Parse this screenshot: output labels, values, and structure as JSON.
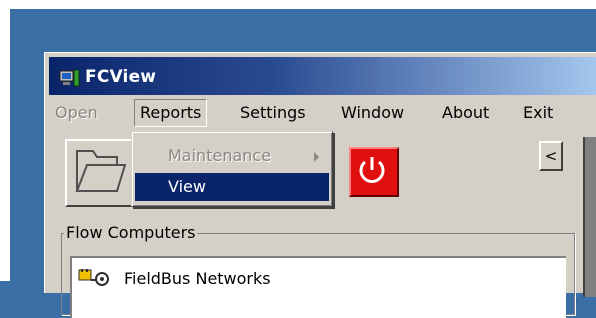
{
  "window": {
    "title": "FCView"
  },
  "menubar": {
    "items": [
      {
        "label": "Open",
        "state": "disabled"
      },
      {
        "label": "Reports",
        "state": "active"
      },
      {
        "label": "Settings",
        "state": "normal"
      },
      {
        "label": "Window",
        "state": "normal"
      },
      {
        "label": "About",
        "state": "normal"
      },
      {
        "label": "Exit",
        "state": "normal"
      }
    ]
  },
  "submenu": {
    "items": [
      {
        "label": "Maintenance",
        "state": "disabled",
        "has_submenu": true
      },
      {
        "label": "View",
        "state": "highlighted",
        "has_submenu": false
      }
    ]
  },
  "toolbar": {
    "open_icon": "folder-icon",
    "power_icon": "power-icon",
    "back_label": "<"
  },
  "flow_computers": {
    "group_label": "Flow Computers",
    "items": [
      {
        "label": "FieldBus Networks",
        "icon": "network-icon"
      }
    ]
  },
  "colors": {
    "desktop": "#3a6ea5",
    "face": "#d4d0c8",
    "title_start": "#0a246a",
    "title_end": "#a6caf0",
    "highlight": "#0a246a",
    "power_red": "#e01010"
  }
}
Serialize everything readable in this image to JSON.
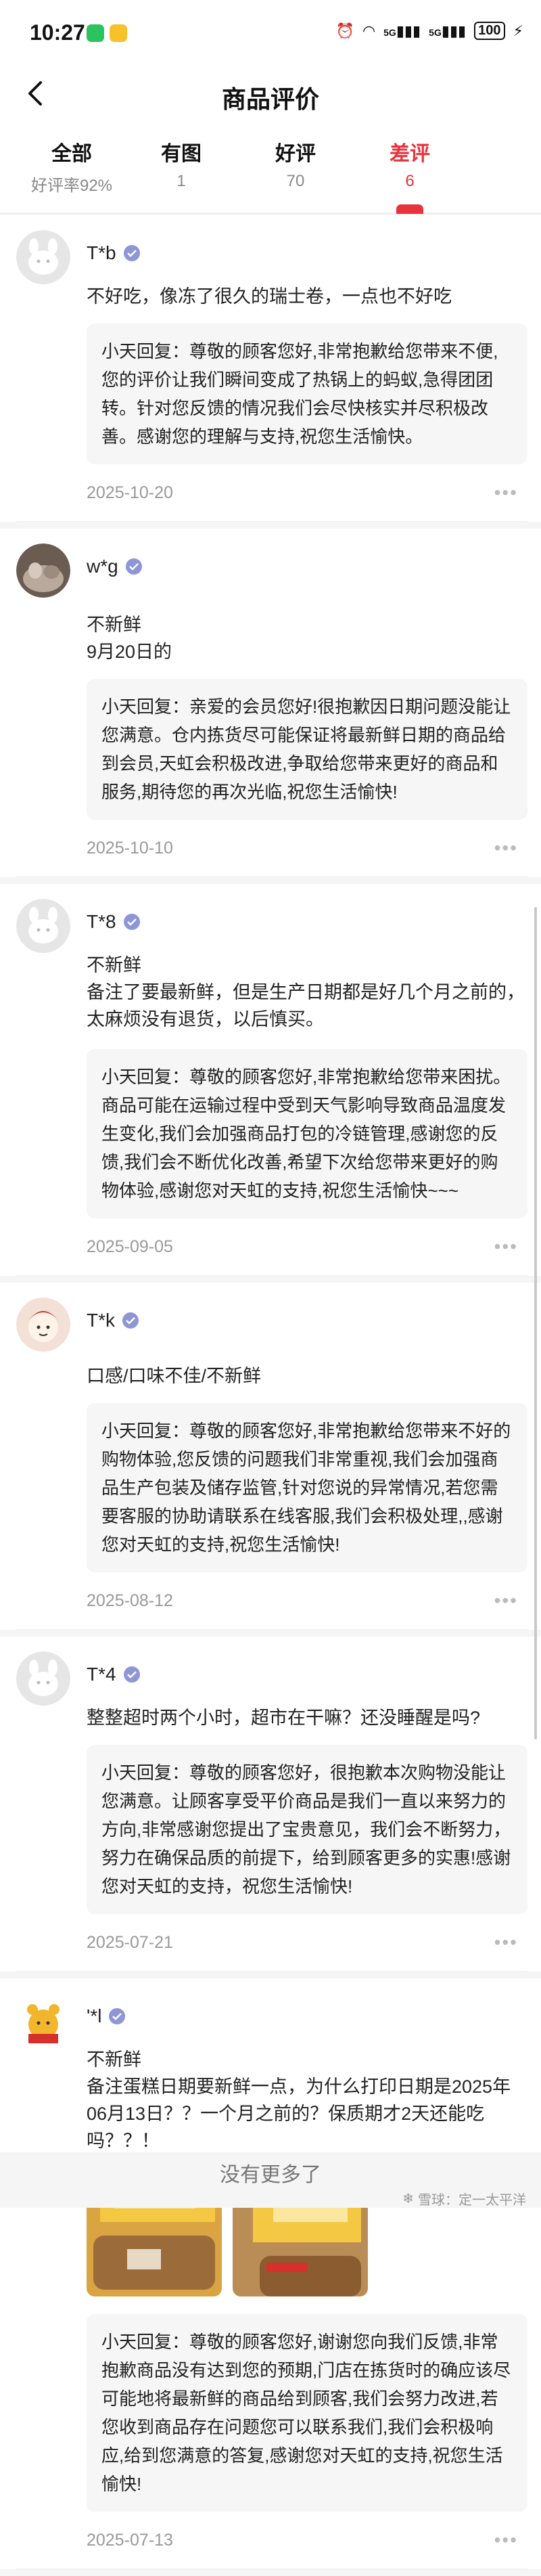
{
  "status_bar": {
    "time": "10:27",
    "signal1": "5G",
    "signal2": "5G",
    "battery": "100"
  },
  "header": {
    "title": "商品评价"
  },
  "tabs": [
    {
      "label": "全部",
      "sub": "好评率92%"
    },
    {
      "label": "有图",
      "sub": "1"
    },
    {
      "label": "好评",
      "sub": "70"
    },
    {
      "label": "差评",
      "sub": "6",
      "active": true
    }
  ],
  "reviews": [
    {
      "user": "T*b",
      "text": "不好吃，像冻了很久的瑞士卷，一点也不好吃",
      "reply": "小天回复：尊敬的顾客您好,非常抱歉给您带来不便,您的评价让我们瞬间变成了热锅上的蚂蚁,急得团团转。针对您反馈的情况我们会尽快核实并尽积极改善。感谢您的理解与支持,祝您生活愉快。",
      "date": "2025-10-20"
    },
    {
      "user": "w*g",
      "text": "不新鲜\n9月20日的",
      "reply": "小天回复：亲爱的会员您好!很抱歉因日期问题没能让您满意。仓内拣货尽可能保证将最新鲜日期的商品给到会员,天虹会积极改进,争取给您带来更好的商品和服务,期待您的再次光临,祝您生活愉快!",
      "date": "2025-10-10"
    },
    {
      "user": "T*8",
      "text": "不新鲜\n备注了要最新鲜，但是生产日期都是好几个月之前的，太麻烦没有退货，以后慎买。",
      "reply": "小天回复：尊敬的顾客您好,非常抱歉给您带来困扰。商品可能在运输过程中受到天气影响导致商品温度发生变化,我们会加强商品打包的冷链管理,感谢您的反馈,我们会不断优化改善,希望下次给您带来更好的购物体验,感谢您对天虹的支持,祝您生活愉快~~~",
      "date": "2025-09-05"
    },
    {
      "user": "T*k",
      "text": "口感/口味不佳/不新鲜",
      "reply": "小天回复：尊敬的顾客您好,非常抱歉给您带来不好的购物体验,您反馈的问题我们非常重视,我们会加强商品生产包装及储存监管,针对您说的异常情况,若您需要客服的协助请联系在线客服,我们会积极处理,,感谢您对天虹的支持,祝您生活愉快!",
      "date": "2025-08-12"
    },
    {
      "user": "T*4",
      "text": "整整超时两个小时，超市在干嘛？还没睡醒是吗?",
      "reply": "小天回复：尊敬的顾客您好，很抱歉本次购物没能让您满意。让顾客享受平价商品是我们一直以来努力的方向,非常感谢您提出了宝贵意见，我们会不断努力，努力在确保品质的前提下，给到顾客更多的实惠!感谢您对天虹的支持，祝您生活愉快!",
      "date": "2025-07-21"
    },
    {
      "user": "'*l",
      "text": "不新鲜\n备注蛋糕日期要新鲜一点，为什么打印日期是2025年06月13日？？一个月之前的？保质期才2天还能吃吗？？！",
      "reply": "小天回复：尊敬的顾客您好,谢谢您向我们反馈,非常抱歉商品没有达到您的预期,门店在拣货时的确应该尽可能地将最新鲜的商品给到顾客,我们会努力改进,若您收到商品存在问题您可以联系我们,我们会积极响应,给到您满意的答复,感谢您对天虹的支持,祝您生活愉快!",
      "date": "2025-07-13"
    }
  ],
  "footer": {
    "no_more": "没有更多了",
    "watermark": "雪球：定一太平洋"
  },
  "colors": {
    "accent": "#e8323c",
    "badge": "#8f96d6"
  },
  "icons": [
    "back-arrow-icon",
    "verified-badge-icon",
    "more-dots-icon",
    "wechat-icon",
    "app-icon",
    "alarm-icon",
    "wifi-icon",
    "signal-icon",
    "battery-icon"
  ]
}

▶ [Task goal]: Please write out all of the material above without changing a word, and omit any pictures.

▶ [Exercise response]:
Parse this screenshot: output labels, values, and structure as JSON.
{
  "window": {
    "title": "FCView"
  },
  "menubar": {
    "items": [
      {
        "label": "Open",
        "state": "disabled"
      },
      {
        "label": "Reports",
        "state": "active"
      },
      {
        "label": "Settings",
        "state": "normal"
      },
      {
        "label": "Window",
        "state": "normal"
      },
      {
        "label": "About",
        "state": "normal"
      },
      {
        "label": "Exit",
        "state": "normal"
      }
    ]
  },
  "submenu": {
    "items": [
      {
        "label": "Maintenance",
        "state": "disabled",
        "has_submenu": true
      },
      {
        "label": "View",
        "state": "highlighted",
        "has_submenu": false
      }
    ]
  },
  "toolbar": {
    "open_icon": "folder-icon",
    "power_icon": "power-icon",
    "back_label": "<"
  },
  "flow_computers": {
    "group_label": "Flow Computers",
    "items": [
      {
        "label": "FieldBus Networks",
        "icon": "network-icon"
      }
    ]
  },
  "colors": {
    "desktop": "#3a6ea5",
    "face": "#d4d0c8",
    "title_start": "#0a246a",
    "title_end": "#a6caf0",
    "highlight": "#0a246a",
    "power_red": "#e01010"
  }
}
Serialize everything readable in this image to JSON.
{
  "status_bar": {
    "time": "10:27",
    "signal1": "5G",
    "signal2": "5G",
    "battery": "100"
  },
  "header": {
    "title": "商品评价"
  },
  "tabs": [
    {
      "label": "全部",
      "sub": "好评率92%"
    },
    {
      "label": "有图",
      "sub": "1"
    },
    {
      "label": "好评",
      "sub": "70"
    },
    {
      "label": "差评",
      "sub": "6",
      "active": true
    }
  ],
  "reviews": [
    {
      "user": "T*b",
      "text": "不好吃，像冻了很久的瑞士卷，一点也不好吃",
      "reply": "小天回复：尊敬的顾客您好,非常抱歉给您带来不便,您的评价让我们瞬间变成了热锅上的蚂蚁,急得团团转。针对您反馈的情况我们会尽快核实并尽积极改善。感谢您的理解与支持,祝您生活愉快。",
      "date": "2025-10-20"
    },
    {
      "user": "w*g",
      "text": "不新鲜\n9月20日的",
      "reply": "小天回复：亲爱的会员您好!很抱歉因日期问题没能让您满意。仓内拣货尽可能保证将最新鲜日期的商品给到会员,天虹会积极改进,争取给您带来更好的商品和服务,期待您的再次光临,祝您生活愉快!",
      "date": "2025-10-10"
    },
    {
      "user": "T*8",
      "text": "不新鲜\n备注了要最新鲜，但是生产日期都是好几个月之前的，太麻烦没有退货，以后慎买。",
      "reply": "小天回复：尊敬的顾客您好,非常抱歉给您带来困扰。商品可能在运输过程中受到天气影响导致商品温度发生变化,我们会加强商品打包的冷链管理,感谢您的反馈,我们会不断优化改善,希望下次给您带来更好的购物体验,感谢您对天虹的支持,祝您生活愉快~~~",
      "date": "2025-09-05"
    },
    {
      "user": "T*k",
      "text": "口感/口味不佳/不新鲜",
      "reply": "小天回复：尊敬的顾客您好,非常抱歉给您带来不好的购物体验,您反馈的问题我们非常重视,我们会加强商品生产包装及储存监管,针对您说的异常情况,若您需要客服的协助请联系在线客服,我们会积极处理,,感谢您对天虹的支持,祝您生活愉快!",
      "date": "2025-08-12"
    },
    {
      "user": "T*4",
      "text": "整整超时两个小时，超市在干嘛？还没睡醒是吗?",
      "reply": "小天回复：尊敬的顾客您好，很抱歉本次购物没能让您满意。让顾客享受平价商品是我们一直以来努力的方向,非常感谢您提出了宝贵意见，我们会不断努力，努力在确保品质的前提下，给到顾客更多的实惠!感谢您对天虹的支持，祝您生活愉快!",
      "date": "2025-07-21"
    },
    {
      "user": "'*l",
      "text": "不新鲜\n备注蛋糕日期要新鲜一点，为什么打印日期是2025年06月13日？？一个月之前的？保质期才2天还能吃吗？？！",
      "reply": "小天回复：尊敬的顾客您好,谢谢您向我们反馈,非常抱歉商品没有达到您的预期,门店在拣货时的确应该尽可能地将最新鲜的商品给到顾客,我们会努力改进,若您收到商品存在问题您可以联系我们,我们会积极响应,给到您满意的答复,感谢您对天虹的支持,祝您生活愉快!",
      "date": "2025-07-13"
    }
  ],
  "footer": {
    "no_more": "没有更多了",
    "watermark": "雪球：定一太平洋"
  },
  "colors": {
    "accent": "#e8323c",
    "badge": "#8f96d6"
  },
  "icons": [
    "back-arrow-icon",
    "verified-badge-icon",
    "more-dots-icon",
    "wechat-icon",
    "app-icon",
    "alarm-icon",
    "wifi-icon",
    "signal-icon",
    "battery-icon"
  ]
}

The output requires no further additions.